We reviewed the literature, bearing in mind the above requirements, and found a few existing software options that are open access (ie, data not shown). Firstly, WHONET: desktop based software that already implements a manual data input interface, validation rules, alerts and storage as well as a data conversion component called BacLink to convert data from common laboratory and hospital systems formats. WHONET is free and has been used in >120 countries, including six in SEAR. It processes microbiology data from >2300 hospital, public health, food, and veterinary laboratories, although many of them were unable to use it to its full capacity. With proper training support at local sites, WHONET could deal with local needs. BacLink could be expanded to reinforce its capability to automate the data export. Secondly, the central level could implement an instance of JANIS: a centralised system that collects data from local surveillance sites assuming they conform to a specified standard, and can capture data from thousands of sites.15 JANIS provides a feedback report to local sites upon uploading their data, and creates annual resistance reports.15 JANIS could be complemented by a web portal to allow local and national users to download their data.
In summary, we have underlined the benefits and needs of IT systems to collect, process, and analyse data at a national centre as one of the priorities for improvement in the quality of national surveillance data. We proposed four guiding principles. Firstly, reliance should be on existing open access programmes and systems where further evidence of interoperability between existing systems is warranted. Secondly, the roadmap must be flexible in a rapidly changing situation where information needs, sources, and technology continue to evolve. Thirdly, this report should be seen as a first step towards further surveillance development and integration. Lastly, IT systems should be associated with continuous communication between central and local levels to improve feedback, procedures, and acceptability by local users.

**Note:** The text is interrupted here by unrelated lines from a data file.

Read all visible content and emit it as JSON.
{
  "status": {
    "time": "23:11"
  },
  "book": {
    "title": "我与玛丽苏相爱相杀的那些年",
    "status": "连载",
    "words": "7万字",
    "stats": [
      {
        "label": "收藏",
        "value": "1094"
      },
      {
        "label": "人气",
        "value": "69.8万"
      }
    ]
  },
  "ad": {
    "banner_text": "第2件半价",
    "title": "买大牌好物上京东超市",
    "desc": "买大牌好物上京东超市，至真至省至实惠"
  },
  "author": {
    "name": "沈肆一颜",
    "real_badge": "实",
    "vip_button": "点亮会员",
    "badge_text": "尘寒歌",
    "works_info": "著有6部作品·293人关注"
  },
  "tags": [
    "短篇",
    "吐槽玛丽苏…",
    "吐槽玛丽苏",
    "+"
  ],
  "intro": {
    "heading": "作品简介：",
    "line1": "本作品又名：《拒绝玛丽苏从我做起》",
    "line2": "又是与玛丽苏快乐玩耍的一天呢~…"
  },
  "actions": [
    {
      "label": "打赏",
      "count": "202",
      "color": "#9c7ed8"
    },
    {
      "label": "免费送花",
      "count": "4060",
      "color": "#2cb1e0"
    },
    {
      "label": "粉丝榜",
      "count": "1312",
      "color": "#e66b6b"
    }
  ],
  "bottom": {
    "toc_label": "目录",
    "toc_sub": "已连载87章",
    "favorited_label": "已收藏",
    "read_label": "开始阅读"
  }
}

The roadmap proposed in this report provides directions for countries in the region for the construction of AMR surveillance systems, acknowledging that IT systems need not be “one size fits all.” WHO, when supported by MS, will advocate that international partners should mobilise resources and leverage partnerships for technical support. WHO will subsequently work with each country to design an IT system relying on the various options proposed in fig 1⇑. The implementation plan will be backed by training those who manage the system. There could be some system integration in support of countries’ participation in GLASS.

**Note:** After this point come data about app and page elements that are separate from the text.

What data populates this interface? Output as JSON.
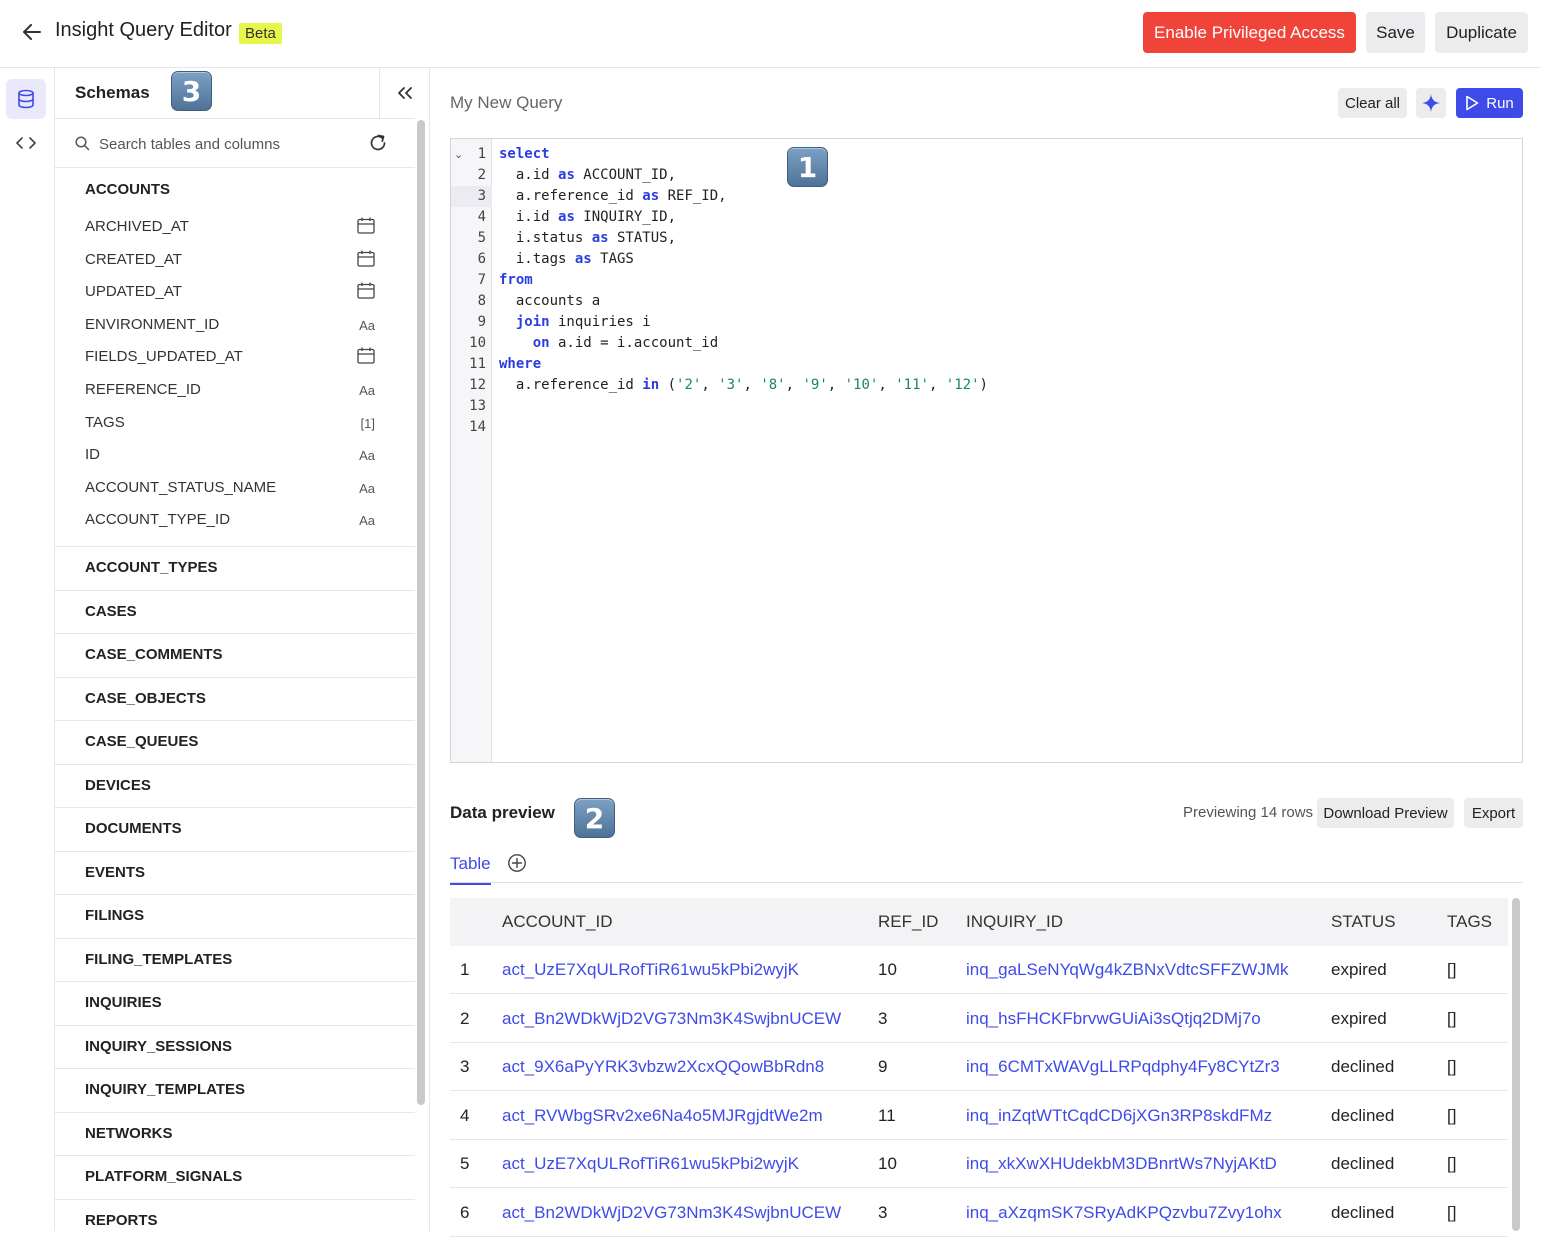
{
  "header": {
    "title": "Insight Query Editor",
    "badge": "Beta",
    "privileged_label": "Enable Privileged Access",
    "save_label": "Save",
    "duplicate_label": "Duplicate",
    "privileged_color": "#f0443a"
  },
  "rail": {
    "items": [
      {
        "icon": "database-icon",
        "active": true
      },
      {
        "icon": "code-icon",
        "active": false
      }
    ]
  },
  "schemas": {
    "title": "Schemas",
    "search_placeholder": "Search tables and columns",
    "expanded_table": "ACCOUNTS",
    "columns": [
      {
        "name": "ARCHIVED_AT",
        "type": "calendar-icon"
      },
      {
        "name": "CREATED_AT",
        "type": "calendar-icon"
      },
      {
        "name": "UPDATED_AT",
        "type": "calendar-icon"
      },
      {
        "name": "ENVIRONMENT_ID",
        "type": "Aa"
      },
      {
        "name": "FIELDS_UPDATED_AT",
        "type": "calendar-icon"
      },
      {
        "name": "REFERENCE_ID",
        "type": "Aa"
      },
      {
        "name": "TAGS",
        "type": "[1]"
      },
      {
        "name": "ID",
        "type": "Aa"
      },
      {
        "name": "ACCOUNT_STATUS_NAME",
        "type": "Aa"
      },
      {
        "name": "ACCOUNT_TYPE_ID",
        "type": "Aa"
      }
    ],
    "tables": [
      "ACCOUNT_TYPES",
      "CASES",
      "CASE_COMMENTS",
      "CASE_OBJECTS",
      "CASE_QUEUES",
      "DEVICES",
      "DOCUMENTS",
      "EVENTS",
      "FILINGS",
      "FILING_TEMPLATES",
      "INQUIRIES",
      "INQUIRY_SESSIONS",
      "INQUIRY_TEMPLATES",
      "NETWORKS",
      "PLATFORM_SIGNALS",
      "REPORTS"
    ]
  },
  "markers": {
    "editor": "1",
    "preview": "2",
    "schemas": "3"
  },
  "query": {
    "name": "My New Query",
    "clear_label": "Clear all",
    "run_label": "Run",
    "run_color": "#3e4be8",
    "line_numbers": [
      "1",
      "2",
      "3",
      "4",
      "5",
      "6",
      "7",
      "8",
      "9",
      "10",
      "11",
      "12",
      "13",
      "14"
    ],
    "active_line": "3"
  },
  "preview": {
    "title": "Data preview",
    "row_count_text": "Previewing 14 rows",
    "download_label": "Download Preview",
    "export_label": "Export",
    "tab_label": "Table",
    "columns": [
      "ACCOUNT_ID",
      "REF_ID",
      "INQUIRY_ID",
      "STATUS",
      "TAGS"
    ],
    "rows": [
      {
        "n": "1",
        "account_id": "act_UzE7XqULRofTiR61wu5kPbi2wyjK",
        "ref_id": "10",
        "inquiry_id": "inq_gaLSeNYqWg4kZBNxVdtcSFFZWJMk",
        "status": "expired",
        "tags": "[]"
      },
      {
        "n": "2",
        "account_id": "act_Bn2WDkWjD2VG73Nm3K4SwjbnUCEW",
        "ref_id": "3",
        "inquiry_id": "inq_hsFHCKFbrvwGUiAi3sQtjq2DMj7o",
        "status": "expired",
        "tags": "[]"
      },
      {
        "n": "3",
        "account_id": "act_9X6aPyYRK3vbzw2XcxQQowBbRdn8",
        "ref_id": "9",
        "inquiry_id": "inq_6CMTxWAVgLLRPqdphy4Fy8CYtZr3",
        "status": "declined",
        "tags": "[]"
      },
      {
        "n": "4",
        "account_id": "act_RVWbgSRv2xe6Na4o5MJRgjdtWe2m",
        "ref_id": "11",
        "inquiry_id": "inq_inZqtWTtCqdCD6jXGn3RP8skdFMz",
        "status": "declined",
        "tags": "[]"
      },
      {
        "n": "5",
        "account_id": "act_UzE7XqULRofTiR61wu5kPbi2wyjK",
        "ref_id": "10",
        "inquiry_id": "inq_xkXwXHUdekbM3DBnrtWs7NyjAKtD",
        "status": "declined",
        "tags": "[]"
      },
      {
        "n": "6",
        "account_id": "act_Bn2WDkWjD2VG73Nm3K4SwjbnUCEW",
        "ref_id": "3",
        "inquiry_id": "inq_aXzqmSK7SRyAdKPQzvbu7Zvy1ohx",
        "status": "declined",
        "tags": "[]"
      }
    ]
  }
}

Contributors: SV summarised the discussions and all authors contributed and agreed on the contents of the paper.
Funding: This work was commissioned by the WHO Regional Office of South East Asia using the UK Government’s Fleming Fund. The authors alone are responsible for the views expressed in this article, which does not necessarily represent the views, decisions, or policies of the institutions with which the authors are affiliated.
Competing interests: The authors have read and understood BMJ policy on declaration of interests and declare no competing interests.
Provenance and peer review: Commissioned; externally peer reviewed.
This article is one of a series commissioned by The BMJ based on an idea from WHO SEARO. The BMJ retained full editorial control over external peer review, editing, and publication. Open access fees are funded by the WHO SEARO.
This is an Open Access article distributed under the terms of the Creative Commons Attribution IGO License (https://creativecommons.org/licenses/by-nc/3.0/igo/), which permits use, distribution, and reproduction for non-commercial purposes in any medium, provided the original work is properly cited.